Most Popular Posts
As Yogi Berra once said, this is déjí vu all over again. The United States Government has many talented employees with critical skills and expertise, but its departments and agencies don't always play well together. Even when they share common interests and common goals, they often fail to coordinate effectively, if at all. This can cause agencies to duplicate efforts, or worse, to work at cross purposes, which hardly makes the most of our resources to achieve our strategic objectives.
While not a new problem, the issue has lately taken on new urgency, particularly in the area of national security.
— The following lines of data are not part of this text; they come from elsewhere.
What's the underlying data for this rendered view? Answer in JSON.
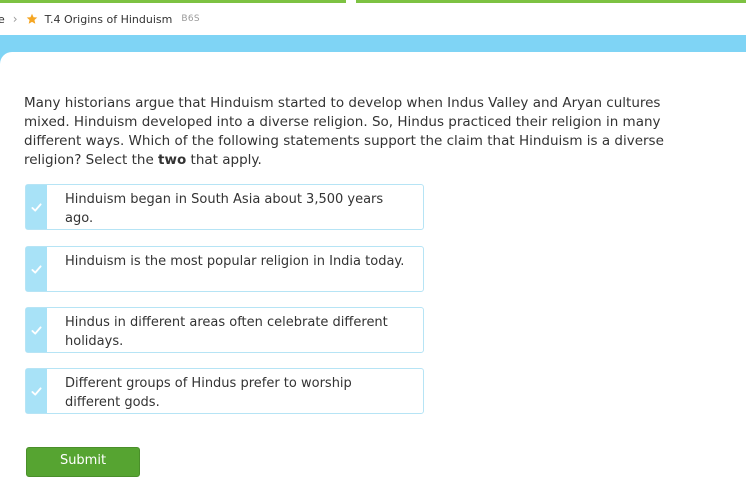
{
  "breadcrumb": {
    "previous": "e",
    "title": "T.4 Origins of Hinduism",
    "code": "B6S"
  },
  "question": {
    "text_before_bold": "Many historians argue that Hinduism started to develop when Indus Valley and Aryan cultures mixed. Hinduism developed into a diverse religion. So, Hindus practiced their religion in many different ways. Which of the following statements support the claim that Hinduism is a diverse religion? Select the ",
    "bold": "two",
    "text_after_bold": " that apply."
  },
  "choices": [
    {
      "text": "Hinduism began in South Asia about 3,500 years ago."
    },
    {
      "text": "Hinduism is the most popular religion in India today."
    },
    {
      "text": "Hindus in different areas often celebrate different holidays."
    },
    {
      "text": "Different groups of Hindus prefer to worship different gods."
    }
  ],
  "submit_label": "Submit",
  "colors": {
    "accent_green": "#7dc242",
    "band_blue": "#7fd4f5",
    "choice_tab": "#a8e2f7",
    "submit_green": "#56a431"
  }
}
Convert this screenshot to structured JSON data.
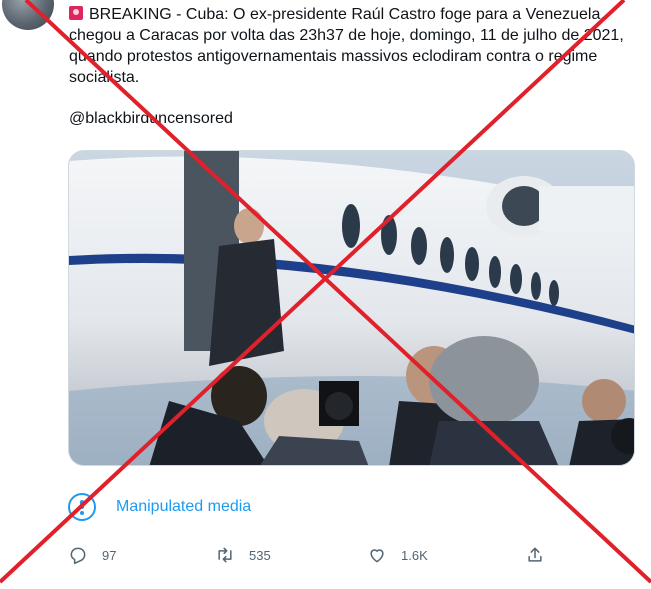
{
  "tweet": {
    "text": "BREAKING - Cuba: O ex-presidente Raúl Castro foge para a Venezuela, chegou a Caracas por volta das 23h37 de hoje, domingo, 11 de julho de 2021, quando protestos antigovernamentais massivos eclodiram contra o regime socialista.",
    "handle": "@blackbirduncensored",
    "prefix_icon": "siren-emoji-icon"
  },
  "media": {
    "description_icon": "photo"
  },
  "label": {
    "text": "Manipulated media",
    "icon": "info-circle-icon"
  },
  "actions": {
    "reply_count": "97",
    "retweet_count": "535",
    "like_count": "1.6K"
  },
  "colors": {
    "accent": "#1d9bf0",
    "fact_check_cross": "#e0202a",
    "muted": "#536471"
  }
}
The post-9/11 challenges that confront our nation -- such as fighting the wars in Iraq and Afghanistan, combating terrorism, and preventing the proliferation of weapons of mass destruction -- require strategies that embrace the capabilities of all government agencies. Unfortunately, eight years into the twenty-first century, our institutions and policies maintain a lot of Cold War organization and thinking, but lack the common focus of the Soviet threat.
The few existing mechanisms to bring together the departments that should play a role in developing national security policy and translating that policy into action are weak. These mechanisms are usually the ad hoc efforts of those directly engaged in the challenge of the moment, and not the result of a broader deliberative process. The experiences of U.S. service members and civilians working with Provincial Reconstruction Teams in Iraq and Afghanistan are prime examples that show how interagency solutions can be forged by necessity in the field. But there must be a better way -- we shouldn't have to reinvent the wheel each time agencies need to join forces...